The U.S. Department of Justice plans to prosecute the owner of a Philadelphia roofing company for alleged crimes that the government claims led to the death of a construction worker.
James J. McCullagh, owner of James J. McCullagh Roofing Inc., allegedly lied to U.S. Occupational Safety and Health Administration investigators in an attempt to cover up his company’s failure to provide required fall protection for a man — Mark T. Smith — who died after falling 45 feet from a church roof in 2013. Two other workers said no fall protection was provided.
The indictment, handed up by a federal grand jury, also charges McCullagh with obstruction of justice and with willfully violating OSHA’s safety regulations for scaffolds. McCullagh could face 25 years in prison and a $1.5 million fine.

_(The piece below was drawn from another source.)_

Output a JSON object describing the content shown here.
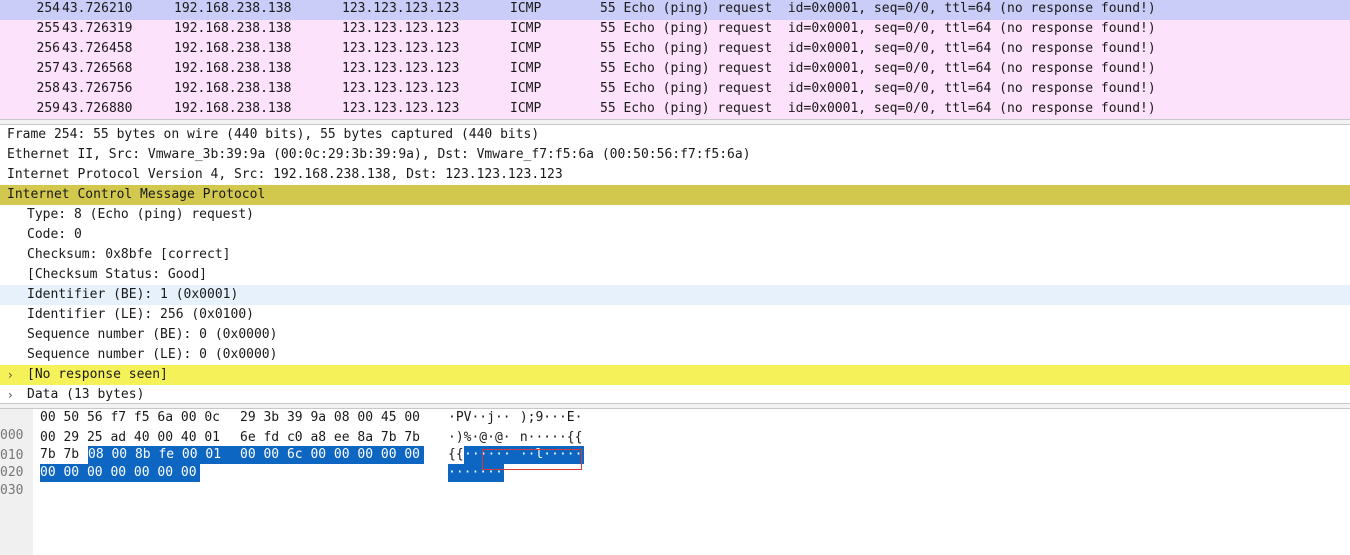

The DOJ rarely prosecutes employers for on-the-job deaths. In fact, the National Council for Occupational Safety and Health reported that in 2014, grand juries indicted just two company executives for workplace fatalities. Neither of those involved construction workers.
Last month, however, another jury convicted the owner and manager of a California construction company, U.S. Sino Investment Inc., of involuntary manslaughter following the 2012 cave-in death of a 36-year-old worker. The owner was also convicted of three felony labor code violations for causing an employee's death through negligence.